■ EXERCISE INSTRUCTIONS ■
If a line of the material contains "true", copy it.

■ DATA TO PROCESS ■
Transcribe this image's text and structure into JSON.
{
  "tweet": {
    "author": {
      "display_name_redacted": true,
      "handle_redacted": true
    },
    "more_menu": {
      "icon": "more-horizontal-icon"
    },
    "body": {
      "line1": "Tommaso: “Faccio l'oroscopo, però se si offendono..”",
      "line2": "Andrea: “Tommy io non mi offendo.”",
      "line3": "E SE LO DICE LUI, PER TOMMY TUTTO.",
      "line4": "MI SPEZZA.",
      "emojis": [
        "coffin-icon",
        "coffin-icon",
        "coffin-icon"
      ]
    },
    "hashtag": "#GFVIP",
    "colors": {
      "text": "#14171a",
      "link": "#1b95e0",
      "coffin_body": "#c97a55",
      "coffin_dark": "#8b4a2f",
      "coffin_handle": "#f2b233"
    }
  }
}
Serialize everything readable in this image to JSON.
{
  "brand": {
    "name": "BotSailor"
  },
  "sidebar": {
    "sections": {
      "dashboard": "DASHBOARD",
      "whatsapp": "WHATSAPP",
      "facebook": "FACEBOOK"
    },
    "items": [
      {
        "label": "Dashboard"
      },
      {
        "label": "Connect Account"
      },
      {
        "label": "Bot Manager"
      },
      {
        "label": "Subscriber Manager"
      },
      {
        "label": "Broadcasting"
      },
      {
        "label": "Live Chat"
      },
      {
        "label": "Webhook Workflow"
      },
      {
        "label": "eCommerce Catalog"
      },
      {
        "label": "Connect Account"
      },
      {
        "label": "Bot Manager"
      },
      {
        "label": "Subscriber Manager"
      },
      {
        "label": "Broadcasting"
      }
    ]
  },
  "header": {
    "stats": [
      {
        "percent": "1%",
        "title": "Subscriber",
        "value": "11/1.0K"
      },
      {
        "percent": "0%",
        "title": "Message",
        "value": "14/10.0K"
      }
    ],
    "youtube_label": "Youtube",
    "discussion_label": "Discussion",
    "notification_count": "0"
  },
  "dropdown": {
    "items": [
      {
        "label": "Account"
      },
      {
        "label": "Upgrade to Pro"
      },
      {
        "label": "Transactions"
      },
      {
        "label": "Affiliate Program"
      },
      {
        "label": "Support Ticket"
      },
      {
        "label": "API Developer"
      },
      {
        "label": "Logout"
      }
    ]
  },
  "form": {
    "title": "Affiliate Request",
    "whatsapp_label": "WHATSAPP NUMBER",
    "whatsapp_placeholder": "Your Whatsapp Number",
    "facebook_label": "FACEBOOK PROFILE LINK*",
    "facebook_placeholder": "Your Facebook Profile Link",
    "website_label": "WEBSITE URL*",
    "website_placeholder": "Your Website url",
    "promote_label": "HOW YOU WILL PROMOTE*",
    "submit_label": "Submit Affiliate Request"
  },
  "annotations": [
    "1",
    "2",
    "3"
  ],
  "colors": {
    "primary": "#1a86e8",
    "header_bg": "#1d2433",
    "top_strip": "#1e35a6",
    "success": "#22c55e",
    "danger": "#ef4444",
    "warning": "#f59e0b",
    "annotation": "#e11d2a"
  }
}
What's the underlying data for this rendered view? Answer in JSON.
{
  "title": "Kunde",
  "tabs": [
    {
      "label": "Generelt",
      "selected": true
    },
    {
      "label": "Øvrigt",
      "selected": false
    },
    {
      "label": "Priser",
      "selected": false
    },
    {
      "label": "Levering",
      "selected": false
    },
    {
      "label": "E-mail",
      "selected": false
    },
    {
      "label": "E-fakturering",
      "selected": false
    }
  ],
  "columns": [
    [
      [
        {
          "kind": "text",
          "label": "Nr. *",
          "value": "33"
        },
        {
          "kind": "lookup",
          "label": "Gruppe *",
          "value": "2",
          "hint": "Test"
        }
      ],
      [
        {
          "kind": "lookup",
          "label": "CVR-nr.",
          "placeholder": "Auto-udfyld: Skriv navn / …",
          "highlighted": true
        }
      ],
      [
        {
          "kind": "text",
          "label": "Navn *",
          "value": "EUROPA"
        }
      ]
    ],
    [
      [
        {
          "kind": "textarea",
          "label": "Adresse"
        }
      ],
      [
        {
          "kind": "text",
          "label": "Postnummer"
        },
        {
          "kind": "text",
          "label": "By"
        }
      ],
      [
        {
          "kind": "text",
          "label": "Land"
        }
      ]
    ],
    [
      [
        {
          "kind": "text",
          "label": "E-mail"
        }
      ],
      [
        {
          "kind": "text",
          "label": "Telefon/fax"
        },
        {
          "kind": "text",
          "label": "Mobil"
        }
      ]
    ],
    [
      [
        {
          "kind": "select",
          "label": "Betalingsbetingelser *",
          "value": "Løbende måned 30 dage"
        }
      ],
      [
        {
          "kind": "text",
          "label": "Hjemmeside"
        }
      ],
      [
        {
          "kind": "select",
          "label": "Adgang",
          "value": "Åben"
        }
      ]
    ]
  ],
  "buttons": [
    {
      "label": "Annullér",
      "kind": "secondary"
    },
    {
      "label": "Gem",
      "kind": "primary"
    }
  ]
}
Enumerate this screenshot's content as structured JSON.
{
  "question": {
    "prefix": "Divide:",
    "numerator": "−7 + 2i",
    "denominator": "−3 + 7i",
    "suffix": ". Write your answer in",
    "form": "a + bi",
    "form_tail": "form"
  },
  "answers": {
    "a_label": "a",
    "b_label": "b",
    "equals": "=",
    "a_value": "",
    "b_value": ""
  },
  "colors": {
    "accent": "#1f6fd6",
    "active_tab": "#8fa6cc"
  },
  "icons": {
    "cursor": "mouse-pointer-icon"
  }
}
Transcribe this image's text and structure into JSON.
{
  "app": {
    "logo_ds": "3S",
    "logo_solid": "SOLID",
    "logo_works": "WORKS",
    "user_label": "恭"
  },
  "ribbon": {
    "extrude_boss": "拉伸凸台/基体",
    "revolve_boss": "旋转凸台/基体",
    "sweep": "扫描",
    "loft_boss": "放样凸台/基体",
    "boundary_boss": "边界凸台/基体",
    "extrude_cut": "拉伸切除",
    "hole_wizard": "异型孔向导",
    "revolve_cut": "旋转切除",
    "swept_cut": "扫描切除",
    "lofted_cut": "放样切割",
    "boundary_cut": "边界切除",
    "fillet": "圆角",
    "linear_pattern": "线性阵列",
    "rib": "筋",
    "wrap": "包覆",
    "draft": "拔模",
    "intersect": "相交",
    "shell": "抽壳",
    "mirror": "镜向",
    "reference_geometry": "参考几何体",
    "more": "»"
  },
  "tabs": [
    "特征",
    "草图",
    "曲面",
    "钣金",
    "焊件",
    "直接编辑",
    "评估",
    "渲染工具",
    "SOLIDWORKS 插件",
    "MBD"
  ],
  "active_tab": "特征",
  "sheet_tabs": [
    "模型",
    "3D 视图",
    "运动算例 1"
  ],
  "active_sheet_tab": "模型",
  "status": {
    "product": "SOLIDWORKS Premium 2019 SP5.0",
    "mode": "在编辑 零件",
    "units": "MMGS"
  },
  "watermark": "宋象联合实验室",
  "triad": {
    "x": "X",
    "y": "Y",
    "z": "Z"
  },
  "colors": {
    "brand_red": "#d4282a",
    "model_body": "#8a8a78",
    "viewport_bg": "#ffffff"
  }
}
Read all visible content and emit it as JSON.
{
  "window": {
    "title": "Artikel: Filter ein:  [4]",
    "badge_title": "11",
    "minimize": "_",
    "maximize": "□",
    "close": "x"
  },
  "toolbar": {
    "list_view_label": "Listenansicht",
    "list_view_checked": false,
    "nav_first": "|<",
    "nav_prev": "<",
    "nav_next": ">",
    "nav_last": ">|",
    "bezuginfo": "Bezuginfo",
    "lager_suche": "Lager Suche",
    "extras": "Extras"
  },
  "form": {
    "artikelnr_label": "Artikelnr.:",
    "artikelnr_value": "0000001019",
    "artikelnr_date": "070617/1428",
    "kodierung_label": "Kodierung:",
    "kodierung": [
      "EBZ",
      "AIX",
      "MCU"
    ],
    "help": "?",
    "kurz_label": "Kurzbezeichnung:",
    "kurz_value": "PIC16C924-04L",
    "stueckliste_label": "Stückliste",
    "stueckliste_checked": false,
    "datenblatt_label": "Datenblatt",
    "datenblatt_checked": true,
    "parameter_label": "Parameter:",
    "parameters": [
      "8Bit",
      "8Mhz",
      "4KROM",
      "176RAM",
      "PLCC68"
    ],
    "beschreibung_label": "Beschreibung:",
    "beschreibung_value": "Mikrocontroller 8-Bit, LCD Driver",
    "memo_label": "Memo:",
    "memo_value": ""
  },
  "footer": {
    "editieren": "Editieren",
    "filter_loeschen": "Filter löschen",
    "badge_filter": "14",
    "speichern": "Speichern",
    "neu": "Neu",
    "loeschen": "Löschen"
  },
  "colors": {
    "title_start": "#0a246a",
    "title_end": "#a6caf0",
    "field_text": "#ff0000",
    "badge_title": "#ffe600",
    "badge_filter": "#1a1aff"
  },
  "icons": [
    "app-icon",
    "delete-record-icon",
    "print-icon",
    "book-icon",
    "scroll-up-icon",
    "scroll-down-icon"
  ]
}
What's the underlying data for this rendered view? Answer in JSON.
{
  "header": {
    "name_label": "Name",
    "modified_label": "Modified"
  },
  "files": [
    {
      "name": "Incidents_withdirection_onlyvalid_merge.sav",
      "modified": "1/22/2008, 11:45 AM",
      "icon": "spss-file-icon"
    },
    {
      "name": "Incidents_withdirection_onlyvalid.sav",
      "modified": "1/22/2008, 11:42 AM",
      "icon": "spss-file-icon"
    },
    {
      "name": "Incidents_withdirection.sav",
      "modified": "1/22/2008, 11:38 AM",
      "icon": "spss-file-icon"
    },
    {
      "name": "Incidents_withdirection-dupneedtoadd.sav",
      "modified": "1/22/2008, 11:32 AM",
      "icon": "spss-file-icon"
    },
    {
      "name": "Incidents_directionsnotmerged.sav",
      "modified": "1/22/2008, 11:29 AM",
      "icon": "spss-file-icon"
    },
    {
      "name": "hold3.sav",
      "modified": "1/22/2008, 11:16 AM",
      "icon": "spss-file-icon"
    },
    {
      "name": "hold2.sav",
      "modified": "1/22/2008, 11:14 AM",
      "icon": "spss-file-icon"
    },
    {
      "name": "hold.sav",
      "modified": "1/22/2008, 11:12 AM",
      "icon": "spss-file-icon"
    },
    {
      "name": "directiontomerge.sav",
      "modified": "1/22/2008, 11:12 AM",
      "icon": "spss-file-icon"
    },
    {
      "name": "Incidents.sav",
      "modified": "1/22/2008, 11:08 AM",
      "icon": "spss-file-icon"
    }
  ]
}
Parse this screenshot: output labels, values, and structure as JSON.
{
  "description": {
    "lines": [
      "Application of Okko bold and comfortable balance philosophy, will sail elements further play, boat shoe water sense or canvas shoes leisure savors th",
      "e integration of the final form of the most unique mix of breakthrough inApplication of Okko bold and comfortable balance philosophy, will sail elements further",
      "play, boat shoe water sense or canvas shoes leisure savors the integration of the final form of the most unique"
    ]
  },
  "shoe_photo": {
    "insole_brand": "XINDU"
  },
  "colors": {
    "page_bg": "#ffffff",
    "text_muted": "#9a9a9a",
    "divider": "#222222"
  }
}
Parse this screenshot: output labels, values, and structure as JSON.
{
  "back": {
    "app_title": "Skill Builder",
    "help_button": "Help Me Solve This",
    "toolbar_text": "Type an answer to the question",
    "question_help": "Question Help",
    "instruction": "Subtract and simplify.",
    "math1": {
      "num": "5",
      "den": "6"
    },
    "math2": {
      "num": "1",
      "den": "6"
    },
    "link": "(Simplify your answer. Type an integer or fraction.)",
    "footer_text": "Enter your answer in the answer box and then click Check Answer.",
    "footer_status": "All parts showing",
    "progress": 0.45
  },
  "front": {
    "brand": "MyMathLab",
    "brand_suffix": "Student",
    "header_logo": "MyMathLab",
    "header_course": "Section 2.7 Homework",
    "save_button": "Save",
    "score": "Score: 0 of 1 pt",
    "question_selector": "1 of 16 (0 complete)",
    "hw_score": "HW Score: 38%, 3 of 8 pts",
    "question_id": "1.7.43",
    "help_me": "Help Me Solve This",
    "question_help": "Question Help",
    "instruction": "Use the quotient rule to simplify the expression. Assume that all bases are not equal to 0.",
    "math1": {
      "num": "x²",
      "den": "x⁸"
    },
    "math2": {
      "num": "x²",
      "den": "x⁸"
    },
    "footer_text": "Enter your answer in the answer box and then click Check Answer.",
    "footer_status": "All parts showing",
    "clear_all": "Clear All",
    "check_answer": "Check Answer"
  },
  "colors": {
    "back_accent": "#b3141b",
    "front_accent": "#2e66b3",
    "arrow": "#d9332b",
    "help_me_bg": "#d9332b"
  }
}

■ SOLUTION TO THE EXERCISE ■
      "display_name_redacted": true,
      "handle_redacted": true
      "selected": true
          "highlighted": true
    "datenblatt_checked": true,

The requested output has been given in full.